# To do
Once the pictures have been set aside, copy every remaining entry exactly.
---*---
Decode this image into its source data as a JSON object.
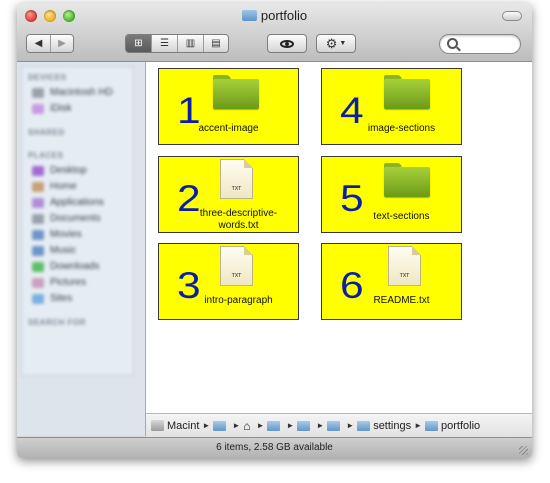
{
  "window": {
    "title": "portfolio"
  },
  "toolbar": {
    "back_icon": "chevron-left-icon",
    "forward_icon": "chevron-right-icon",
    "view_modes": [
      "icon-view-icon",
      "list-view-icon",
      "column-view-icon",
      "cover-flow-icon"
    ],
    "active_view": "icon-view-icon",
    "quick_look_icon": "eye-icon",
    "action_icon": "gear-icon",
    "search": {
      "value": "",
      "placeholder": ""
    }
  },
  "items": [
    {
      "number": "1",
      "kind": "folder",
      "label_lines": [
        "accent-image"
      ]
    },
    {
      "number": "4",
      "kind": "folder",
      "label_lines": [
        "image-sections"
      ]
    },
    {
      "number": "2",
      "kind": "text-file",
      "badge": "TXT",
      "label_lines": [
        "three-descriptive-",
        "words.txt"
      ]
    },
    {
      "number": "5",
      "kind": "folder",
      "label_lines": [
        "text-sections"
      ]
    },
    {
      "number": "3",
      "kind": "text-file",
      "badge": "TXT",
      "label_lines": [
        "intro-paragraph"
      ]
    },
    {
      "number": "6",
      "kind": "text-file",
      "badge": "TXT",
      "label_lines": [
        "README.txt"
      ]
    }
  ],
  "pathbar": {
    "segments": [
      "Macint",
      "",
      "",
      "",
      "",
      "",
      "settings",
      "portfolio"
    ]
  },
  "status": {
    "text": "6 items, 2.58 GB available"
  },
  "colors": {
    "tile": "#ffff00",
    "number": "#0c1ea6",
    "folder": "#8fbf2a"
  }
}
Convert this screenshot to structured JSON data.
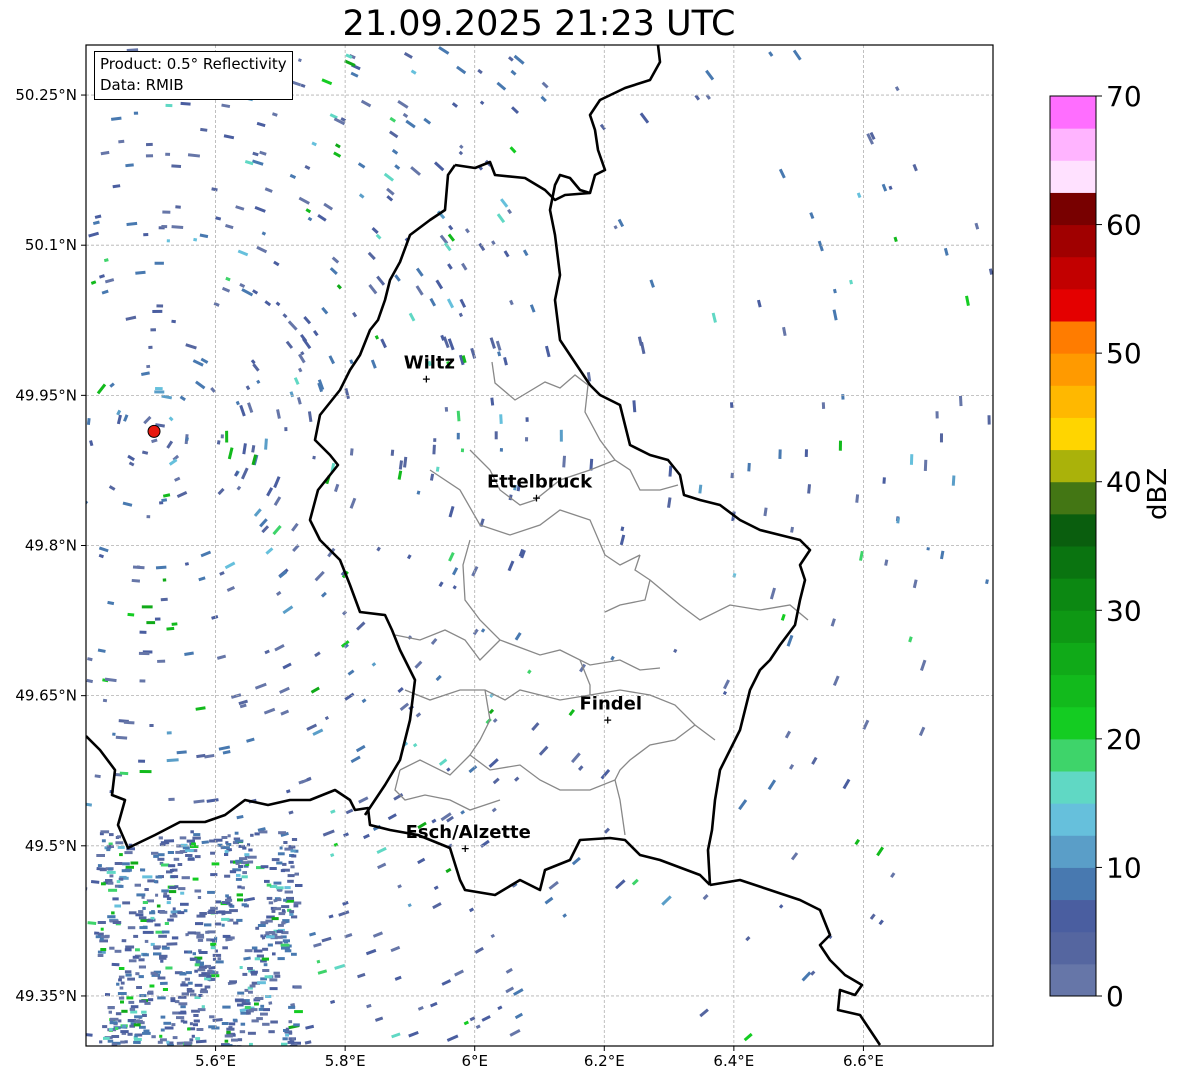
{
  "title": "21.09.2025 21:23 UTC",
  "info_box": {
    "product": "Product: 0.5° Reflectivity",
    "data_source": "Data: RMIB"
  },
  "map": {
    "lon_range": [
      5.4,
      6.8
    ],
    "lat_range": [
      49.3,
      50.3
    ],
    "lon_ticks": [
      {
        "value": 5.6,
        "label": "5.6°E"
      },
      {
        "value": 5.8,
        "label": "5.8°E"
      },
      {
        "value": 6.0,
        "label": "6°E"
      },
      {
        "value": 6.2,
        "label": "6.2°E"
      },
      {
        "value": 6.4,
        "label": "6.4°E"
      },
      {
        "value": 6.6,
        "label": "6.6°E"
      }
    ],
    "lat_ticks": [
      {
        "value": 50.25,
        "label": "50.25°N"
      },
      {
        "value": 50.1,
        "label": "50.1°N"
      },
      {
        "value": 49.95,
        "label": "49.95°N"
      },
      {
        "value": 49.8,
        "label": "49.8°N"
      },
      {
        "value": 49.65,
        "label": "49.65°N"
      },
      {
        "value": 49.5,
        "label": "49.5°N"
      },
      {
        "value": 49.35,
        "label": "49.35°N"
      }
    ],
    "cities": [
      {
        "name": "Wiltz",
        "lon": 5.93,
        "lat": 49.967
      },
      {
        "name": "Ettelbruck",
        "lon": 6.1,
        "lat": 49.848
      },
      {
        "name": "Findel",
        "lon": 6.21,
        "lat": 49.626
      },
      {
        "name": "Esch/Alzette",
        "lon": 5.99,
        "lat": 49.498
      }
    ],
    "radar_site": {
      "lon": 5.505,
      "lat": 49.914,
      "color": "#e8190f"
    },
    "grid": true,
    "colors": {
      "border": "#000000",
      "cantons": "#888888",
      "grid": "#b0b0b0"
    }
  },
  "colorbar": {
    "label": "dBZ",
    "range": [
      0,
      70
    ],
    "step": 2.5,
    "tick_values": [
      0,
      10,
      20,
      30,
      40,
      50,
      60,
      70
    ],
    "tick_labels": [
      "0",
      "10",
      "20",
      "30",
      "40",
      "50",
      "60",
      "70"
    ],
    "colors": [
      "#6676a8",
      "#5566a0",
      "#4a5ea0",
      "#4879b0",
      "#5a9ec8",
      "#66c0dc",
      "#60d8c4",
      "#3ed46a",
      "#14cc22",
      "#12ba1c",
      "#10aa18",
      "#0e9814",
      "#0c8812",
      "#0a7410",
      "#0a5e0e",
      "#437614",
      "#aab20a",
      "#ffd500",
      "#ffb800",
      "#ff9a00",
      "#ff7c00",
      "#e40000",
      "#c20000",
      "#a00000",
      "#780000",
      "#ffe1ff",
      "#ffb4ff",
      "#ff6eff",
      "#e833ee"
    ]
  }
}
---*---
# Solution to the problem
Decode this image into its source data as a JSON object.
{
  "window": {
    "title": "portfolio"
  },
  "toolbar": {
    "back_icon": "chevron-left-icon",
    "forward_icon": "chevron-right-icon",
    "view_modes": [
      "icon-view-icon",
      "list-view-icon",
      "column-view-icon",
      "cover-flow-icon"
    ],
    "active_view": "icon-view-icon",
    "quick_look_icon": "eye-icon",
    "action_icon": "gear-icon",
    "search": {
      "value": "",
      "placeholder": ""
    }
  },
  "items": [
    {
      "number": "1",
      "kind": "folder",
      "label_lines": [
        "accent-image"
      ]
    },
    {
      "number": "4",
      "kind": "folder",
      "label_lines": [
        "image-sections"
      ]
    },
    {
      "number": "2",
      "kind": "text-file",
      "badge": "TXT",
      "label_lines": [
        "three-descriptive-",
        "words.txt"
      ]
    },
    {
      "number": "5",
      "kind": "folder",
      "label_lines": [
        "text-sections"
      ]
    },
    {
      "number": "3",
      "kind": "text-file",
      "badge": "TXT",
      "label_lines": [
        "intro-paragraph"
      ]
    },
    {
      "number": "6",
      "kind": "text-file",
      "badge": "TXT",
      "label_lines": [
        "README.txt"
      ]
    }
  ],
  "pathbar": {
    "segments": [
      "Macint",
      "",
      "",
      "",
      "",
      "",
      "settings",
      "portfolio"
    ]
  },
  "status": {
    "text": "6 items, 2.58 GB available"
  },
  "colors": {
    "tile": "#ffff00",
    "number": "#0c1ea6",
    "folder": "#8fbf2a"
  }
}
Convert this screenshot to structured JSON data.
{
  "title": "21.09.2025 21:23 UTC",
  "info_box": {
    "product": "Product: 0.5° Reflectivity",
    "data_source": "Data: RMIB"
  },
  "map": {
    "lon_range": [
      5.4,
      6.8
    ],
    "lat_range": [
      49.3,
      50.3
    ],
    "lon_ticks": [
      {
        "value": 5.6,
        "label": "5.6°E"
      },
      {
        "value": 5.8,
        "label": "5.8°E"
      },
      {
        "value": 6.0,
        "label": "6°E"
      },
      {
        "value": 6.2,
        "label": "6.2°E"
      },
      {
        "value": 6.4,
        "label": "6.4°E"
      },
      {
        "value": 6.6,
        "label": "6.6°E"
      }
    ],
    "lat_ticks": [
      {
        "value": 50.25,
        "label": "50.25°N"
      },
      {
        "value": 50.1,
        "label": "50.1°N"
      },
      {
        "value": 49.95,
        "label": "49.95°N"
      },
      {
        "value": 49.8,
        "label": "49.8°N"
      },
      {
        "value": 49.65,
        "label": "49.65°N"
      },
      {
        "value": 49.5,
        "label": "49.5°N"
      },
      {
        "value": 49.35,
        "label": "49.35°N"
      }
    ],
    "cities": [
      {
        "name": "Wiltz",
        "lon": 5.93,
        "lat": 49.967
      },
      {
        "name": "Ettelbruck",
        "lon": 6.1,
        "lat": 49.848
      },
      {
        "name": "Findel",
        "lon": 6.21,
        "lat": 49.626
      },
      {
        "name": "Esch/Alzette",
        "lon": 5.99,
        "lat": 49.498
      }
    ],
    "radar_site": {
      "lon": 5.505,
      "lat": 49.914,
      "color": "#e8190f"
    },
    "grid": true,
    "colors": {
      "border": "#000000",
      "cantons": "#888888",
      "grid": "#b0b0b0"
    }
  },
  "colorbar": {
    "label": "dBZ",
    "range": [
      0,
      70
    ],
    "step": 2.5,
    "tick_values": [
      0,
      10,
      20,
      30,
      40,
      50,
      60,
      70
    ],
    "tick_labels": [
      "0",
      "10",
      "20",
      "30",
      "40",
      "50",
      "60",
      "70"
    ],
    "colors": [
      "#6676a8",
      "#5566a0",
      "#4a5ea0",
      "#4879b0",
      "#5a9ec8",
      "#66c0dc",
      "#60d8c4",
      "#3ed46a",
      "#14cc22",
      "#12ba1c",
      "#10aa18",
      "#0e9814",
      "#0c8812",
      "#0a7410",
      "#0a5e0e",
      "#437614",
      "#aab20a",
      "#ffd500",
      "#ffb800",
      "#ff9a00",
      "#ff7c00",
      "#e40000",
      "#c20000",
      "#a00000",
      "#780000",
      "#ffe1ff",
      "#ffb4ff",
      "#ff6eff",
      "#e833ee"
    ]
  }
}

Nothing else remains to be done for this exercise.